Did I mention earlier there has been a migration crisis into Europe since at least 2015? There have been substantial numbers of deaths of Arab, African and Asian families and individuals in their plight of flight to seek more stable, safe and secure futures for themselves and their children. What are they fleeing? How have the circumstances they flee from come about? Then, there is the overt movement to the political right across much of Europe, catalysed by the migrant crisis, which has further highlighted the (possibly) frayed edges of the post-Second World War democratic political settlement. This is notwithstanding the surreal craziness of Brexit! The global pandemic has also made more explicit the huge economic, environmental and social inequities between the Global North and the Global South. All these elements fit (sadly) too easily into the Deep Adaptation model.

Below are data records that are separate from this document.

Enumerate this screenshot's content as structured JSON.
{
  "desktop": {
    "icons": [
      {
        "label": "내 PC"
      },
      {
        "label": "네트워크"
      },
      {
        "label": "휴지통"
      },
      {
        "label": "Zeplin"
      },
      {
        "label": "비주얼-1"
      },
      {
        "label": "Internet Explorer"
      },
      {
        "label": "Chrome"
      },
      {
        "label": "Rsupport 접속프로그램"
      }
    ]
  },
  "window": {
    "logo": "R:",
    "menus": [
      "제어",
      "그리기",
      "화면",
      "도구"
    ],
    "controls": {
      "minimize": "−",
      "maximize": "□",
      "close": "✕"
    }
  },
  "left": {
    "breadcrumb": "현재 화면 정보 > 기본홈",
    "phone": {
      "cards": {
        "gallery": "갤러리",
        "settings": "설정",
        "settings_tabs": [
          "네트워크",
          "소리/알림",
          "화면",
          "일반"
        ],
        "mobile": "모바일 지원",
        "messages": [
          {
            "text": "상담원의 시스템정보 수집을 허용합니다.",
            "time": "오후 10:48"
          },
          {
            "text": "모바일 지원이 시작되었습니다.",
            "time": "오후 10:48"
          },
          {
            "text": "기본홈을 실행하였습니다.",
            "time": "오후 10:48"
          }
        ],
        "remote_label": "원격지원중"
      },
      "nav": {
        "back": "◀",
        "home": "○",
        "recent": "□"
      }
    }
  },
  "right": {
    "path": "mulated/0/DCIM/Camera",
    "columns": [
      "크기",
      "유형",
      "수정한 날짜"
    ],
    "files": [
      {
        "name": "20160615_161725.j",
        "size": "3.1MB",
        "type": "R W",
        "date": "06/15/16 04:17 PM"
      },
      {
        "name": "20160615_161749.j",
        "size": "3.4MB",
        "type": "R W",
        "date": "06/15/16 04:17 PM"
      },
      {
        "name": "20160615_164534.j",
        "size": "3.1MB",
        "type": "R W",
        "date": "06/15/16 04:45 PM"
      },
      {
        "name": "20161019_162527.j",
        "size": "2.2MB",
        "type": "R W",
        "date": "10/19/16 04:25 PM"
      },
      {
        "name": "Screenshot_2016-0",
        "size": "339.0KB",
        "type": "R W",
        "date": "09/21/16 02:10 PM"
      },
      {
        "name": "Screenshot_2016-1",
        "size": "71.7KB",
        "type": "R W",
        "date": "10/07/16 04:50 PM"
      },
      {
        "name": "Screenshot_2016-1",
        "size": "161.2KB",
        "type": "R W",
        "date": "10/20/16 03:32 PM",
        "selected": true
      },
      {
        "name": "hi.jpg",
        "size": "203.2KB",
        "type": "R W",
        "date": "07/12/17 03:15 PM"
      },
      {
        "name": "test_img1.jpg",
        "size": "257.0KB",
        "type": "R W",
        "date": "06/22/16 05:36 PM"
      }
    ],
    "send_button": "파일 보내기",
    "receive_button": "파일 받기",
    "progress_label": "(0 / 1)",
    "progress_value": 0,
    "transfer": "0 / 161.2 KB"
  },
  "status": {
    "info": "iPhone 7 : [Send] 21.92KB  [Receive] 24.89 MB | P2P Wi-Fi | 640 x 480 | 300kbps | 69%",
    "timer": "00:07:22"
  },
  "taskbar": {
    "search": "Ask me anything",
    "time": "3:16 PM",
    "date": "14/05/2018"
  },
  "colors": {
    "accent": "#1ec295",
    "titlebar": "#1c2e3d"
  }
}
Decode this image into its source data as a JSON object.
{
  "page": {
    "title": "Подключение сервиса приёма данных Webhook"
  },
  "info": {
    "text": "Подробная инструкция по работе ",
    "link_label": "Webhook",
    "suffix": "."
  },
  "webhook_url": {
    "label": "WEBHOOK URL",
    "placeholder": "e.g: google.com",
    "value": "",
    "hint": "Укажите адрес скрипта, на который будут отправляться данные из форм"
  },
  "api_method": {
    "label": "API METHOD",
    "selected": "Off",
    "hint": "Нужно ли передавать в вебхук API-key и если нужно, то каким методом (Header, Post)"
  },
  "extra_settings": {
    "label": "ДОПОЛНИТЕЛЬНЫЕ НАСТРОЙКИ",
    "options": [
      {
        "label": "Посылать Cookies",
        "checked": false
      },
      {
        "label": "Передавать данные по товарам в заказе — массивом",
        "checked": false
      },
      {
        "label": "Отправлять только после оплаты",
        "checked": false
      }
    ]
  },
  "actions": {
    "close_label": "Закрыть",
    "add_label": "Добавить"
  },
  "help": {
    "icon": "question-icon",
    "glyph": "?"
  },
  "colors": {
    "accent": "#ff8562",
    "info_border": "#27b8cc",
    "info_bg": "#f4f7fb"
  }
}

From my personal perspective, I applaud the team at St Ethelburga’s, for their efforts to develop the Radical Resilience programme. I am grateful to their Christian-, Muslim- and non-faith-based philanthropic supporters, who have made these efforts possible and enabled a set of radical critical principles, to take form as a tangible community of committed learners and inquirers.
Now, it’s early May as I write this reflective piece and the Radical Resilience Programme has concluded. It’s been an interesting four-month long process. A combination of retreat-based, physical meetings and talks and for the last half of the programme a Covid-19 defined, virtual meeting, Zoom-based exploration. What happens next? For me, I am now in the early stages of preproduction for a documentary project called A Murmuration of Souls (AMOS). The purpose of AMOS is to give voice and a platform to the Black, Asian and Indigenous activists, campaigners, critic’s and theorists who are consistently marginalised in the framing and articulation of the climate, environmental and social justice movements. What are the stories they wish to tell? What is the range of wisdom they can draw upon from within their respective cultural traditions and histories? How might these stories and these wider bodies of cultural knowledge bring fresh perspective to bear on the problems that are invariably framed from within a Global North perspective? How could the arguments and critical positions that have been repeatedly advocated for by (typically) white campaigners be critically enhanced, deepened or invigorated in their authority and impact by the perspectives of Black and Indigenous activists? I don’t know the answers to these questions, but I want to ask them, and I want to listen to the narratives and philosophical perspectives that are offered by the people I get to interview. My vision is that I’ll have the wherewithal to create a poetic yet incisive kaleidoscope of narratives and insights that are stirring and offer a clear and unambiguous call to action.
This is exactly why I am committed to developing and progressing the AMOS project; in order that the process itself creates a platform for the people I get to meet to share their dreams, insights, knowledge and practices. My hope is that we will all benefit from a deeper and more creolised set of approaches, to meeting the unprecedented challenges to human civilisation, and to our other than human, kith and kin at this pivotal point in history. It seems to me there really is no option for any of us but to engage and contribute as best we can in addressing these most significant issues of our time. Especially if we aspire – or intend to credibly claim to have been – good ancestors when our time on this uniquely magical planet is done.